I finally found New Wheel — an awesome shop with three Bay Area locations, including one in Oakland. The manager agreed to rent me a Load 75 with dual batteries (just like I had at home, and needed for the longer rides we would be doing), and another e-bike for my wife.
We biked to Burbank Airport from our house up super chill Nichols Canyon, and stopped for lunch in Studio City before heading to Burbank Airport.
The bike parking at Burbank Airport sucked — a shitty 1980s rack. Luckily, one of the ends had no bikes on it, and I was able to use it to lock up my Load 75.
It was so magical to have my same bike up in the Bay Area. We biked through amazing Redwood forests just going about our weekend; we went to the Oakland Zoo, Tilden’s steam train and little farm, Berkeley, and around the Orinda area. Each time we went somewhere, not only was I with people I loved, but I also loved getting there. I’m always amazed at how well the Load 75 handles hills — even with 3 kids and a luggage trailer. Mostly, anyway. In Oakland, the hill pictured above did me in; kids had to get out and walk on the sidewalk, and I used the Load’s walk assist feature to walk it up to the top. I also couldn’t make it to the top of Marin St in Berkeley, a ~1,000 foot climb in just a few blocks.

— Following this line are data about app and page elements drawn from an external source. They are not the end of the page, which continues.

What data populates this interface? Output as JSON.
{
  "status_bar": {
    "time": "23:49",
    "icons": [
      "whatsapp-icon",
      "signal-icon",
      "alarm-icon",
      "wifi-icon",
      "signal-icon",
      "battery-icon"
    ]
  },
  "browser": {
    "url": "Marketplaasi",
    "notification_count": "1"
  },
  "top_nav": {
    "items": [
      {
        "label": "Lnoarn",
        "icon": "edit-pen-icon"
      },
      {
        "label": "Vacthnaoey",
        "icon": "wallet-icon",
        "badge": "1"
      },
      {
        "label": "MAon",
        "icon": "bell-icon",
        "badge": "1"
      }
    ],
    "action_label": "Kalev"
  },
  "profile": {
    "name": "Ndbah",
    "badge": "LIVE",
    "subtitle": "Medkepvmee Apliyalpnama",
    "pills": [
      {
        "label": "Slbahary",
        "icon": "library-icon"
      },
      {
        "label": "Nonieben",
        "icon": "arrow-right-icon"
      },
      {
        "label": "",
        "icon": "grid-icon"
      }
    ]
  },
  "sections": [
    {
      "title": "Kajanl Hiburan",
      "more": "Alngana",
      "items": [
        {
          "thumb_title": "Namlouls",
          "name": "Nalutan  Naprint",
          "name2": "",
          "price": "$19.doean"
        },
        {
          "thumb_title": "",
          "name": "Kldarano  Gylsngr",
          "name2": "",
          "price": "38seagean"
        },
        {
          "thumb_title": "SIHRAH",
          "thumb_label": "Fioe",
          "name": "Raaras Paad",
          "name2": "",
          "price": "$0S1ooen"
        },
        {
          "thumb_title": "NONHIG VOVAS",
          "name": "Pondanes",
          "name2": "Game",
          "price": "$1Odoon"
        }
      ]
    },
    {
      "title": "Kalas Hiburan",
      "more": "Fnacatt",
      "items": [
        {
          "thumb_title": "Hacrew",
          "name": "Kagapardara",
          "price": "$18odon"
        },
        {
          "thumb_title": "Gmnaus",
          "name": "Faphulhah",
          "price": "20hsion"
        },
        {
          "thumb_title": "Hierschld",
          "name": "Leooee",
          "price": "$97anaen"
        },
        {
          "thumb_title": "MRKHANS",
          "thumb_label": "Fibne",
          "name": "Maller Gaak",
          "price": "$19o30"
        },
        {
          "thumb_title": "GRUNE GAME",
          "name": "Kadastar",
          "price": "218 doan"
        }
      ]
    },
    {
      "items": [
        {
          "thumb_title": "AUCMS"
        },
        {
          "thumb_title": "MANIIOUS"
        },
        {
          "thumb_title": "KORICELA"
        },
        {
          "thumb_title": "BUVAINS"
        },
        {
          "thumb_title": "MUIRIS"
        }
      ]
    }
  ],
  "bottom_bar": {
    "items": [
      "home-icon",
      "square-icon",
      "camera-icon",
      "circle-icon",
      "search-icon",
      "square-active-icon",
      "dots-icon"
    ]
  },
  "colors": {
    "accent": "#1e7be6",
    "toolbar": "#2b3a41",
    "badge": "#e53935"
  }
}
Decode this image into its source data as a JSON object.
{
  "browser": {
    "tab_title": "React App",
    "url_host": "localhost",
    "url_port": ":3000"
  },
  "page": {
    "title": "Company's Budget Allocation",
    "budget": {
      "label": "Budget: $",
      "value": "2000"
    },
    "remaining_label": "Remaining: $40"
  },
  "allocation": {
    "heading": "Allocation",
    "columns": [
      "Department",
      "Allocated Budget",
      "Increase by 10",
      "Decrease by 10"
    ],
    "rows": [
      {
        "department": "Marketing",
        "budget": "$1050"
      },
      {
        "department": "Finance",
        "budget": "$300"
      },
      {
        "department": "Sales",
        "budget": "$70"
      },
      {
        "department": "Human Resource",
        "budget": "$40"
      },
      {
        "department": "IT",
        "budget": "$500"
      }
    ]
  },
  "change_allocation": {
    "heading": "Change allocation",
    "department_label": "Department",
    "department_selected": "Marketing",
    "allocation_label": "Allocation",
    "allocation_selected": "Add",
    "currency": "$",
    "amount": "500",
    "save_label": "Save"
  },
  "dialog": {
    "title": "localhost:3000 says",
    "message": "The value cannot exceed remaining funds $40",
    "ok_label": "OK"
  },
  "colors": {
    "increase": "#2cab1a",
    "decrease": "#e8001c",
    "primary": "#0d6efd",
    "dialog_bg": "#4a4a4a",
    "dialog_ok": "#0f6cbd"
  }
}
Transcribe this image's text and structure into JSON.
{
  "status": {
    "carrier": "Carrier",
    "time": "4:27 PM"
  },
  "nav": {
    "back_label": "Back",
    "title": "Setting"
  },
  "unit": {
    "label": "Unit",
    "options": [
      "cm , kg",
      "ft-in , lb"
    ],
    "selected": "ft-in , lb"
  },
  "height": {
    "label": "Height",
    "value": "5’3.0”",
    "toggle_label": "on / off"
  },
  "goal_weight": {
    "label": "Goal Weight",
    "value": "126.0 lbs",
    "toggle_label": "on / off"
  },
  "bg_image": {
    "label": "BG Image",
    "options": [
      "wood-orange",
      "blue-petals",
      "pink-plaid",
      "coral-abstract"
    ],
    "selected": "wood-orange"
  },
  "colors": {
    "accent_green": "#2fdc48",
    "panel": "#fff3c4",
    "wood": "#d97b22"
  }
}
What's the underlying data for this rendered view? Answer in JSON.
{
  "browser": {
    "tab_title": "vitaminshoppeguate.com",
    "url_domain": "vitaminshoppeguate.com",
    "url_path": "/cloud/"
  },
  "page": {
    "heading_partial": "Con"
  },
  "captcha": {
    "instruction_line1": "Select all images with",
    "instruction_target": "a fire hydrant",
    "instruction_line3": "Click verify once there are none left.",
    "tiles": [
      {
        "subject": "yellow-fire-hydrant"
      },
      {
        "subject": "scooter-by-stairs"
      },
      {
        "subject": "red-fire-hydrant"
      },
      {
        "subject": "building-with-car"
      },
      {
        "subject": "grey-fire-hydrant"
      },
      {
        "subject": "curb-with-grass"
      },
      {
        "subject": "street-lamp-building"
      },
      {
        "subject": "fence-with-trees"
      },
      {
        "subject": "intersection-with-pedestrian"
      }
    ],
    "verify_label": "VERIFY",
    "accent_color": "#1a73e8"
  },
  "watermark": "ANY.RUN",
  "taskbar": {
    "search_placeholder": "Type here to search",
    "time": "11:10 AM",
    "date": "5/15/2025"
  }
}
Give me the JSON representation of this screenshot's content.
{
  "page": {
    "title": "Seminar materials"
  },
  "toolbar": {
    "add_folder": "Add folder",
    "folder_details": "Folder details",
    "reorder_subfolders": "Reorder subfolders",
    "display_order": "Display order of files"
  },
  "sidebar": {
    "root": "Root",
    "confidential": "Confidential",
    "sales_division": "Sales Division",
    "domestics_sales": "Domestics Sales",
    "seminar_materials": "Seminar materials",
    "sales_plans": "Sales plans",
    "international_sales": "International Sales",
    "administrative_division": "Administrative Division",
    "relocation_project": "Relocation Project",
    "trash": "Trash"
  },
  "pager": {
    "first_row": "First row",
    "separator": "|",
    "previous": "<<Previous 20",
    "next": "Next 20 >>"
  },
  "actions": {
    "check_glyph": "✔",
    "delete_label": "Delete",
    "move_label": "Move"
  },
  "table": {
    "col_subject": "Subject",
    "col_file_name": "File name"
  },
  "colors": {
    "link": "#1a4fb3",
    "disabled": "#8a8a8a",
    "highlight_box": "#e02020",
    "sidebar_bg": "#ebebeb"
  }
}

Overall, the experience was awesome. When it was time to come home, I biked the bike back to Oakland, got a ride to the airport, and upon landing, biked my own Load 75 home.
While probably a niche idea, I would pay to have a Load 75 delivered to me on demand at airports around the world. I really have no desire to travel any other way, and yet it’s so hard to find places that will rent you a good e-cargo bike setup to carry around 3 kids. I hope as more Americans try and buy these bikes, this changes. It’s truly the best.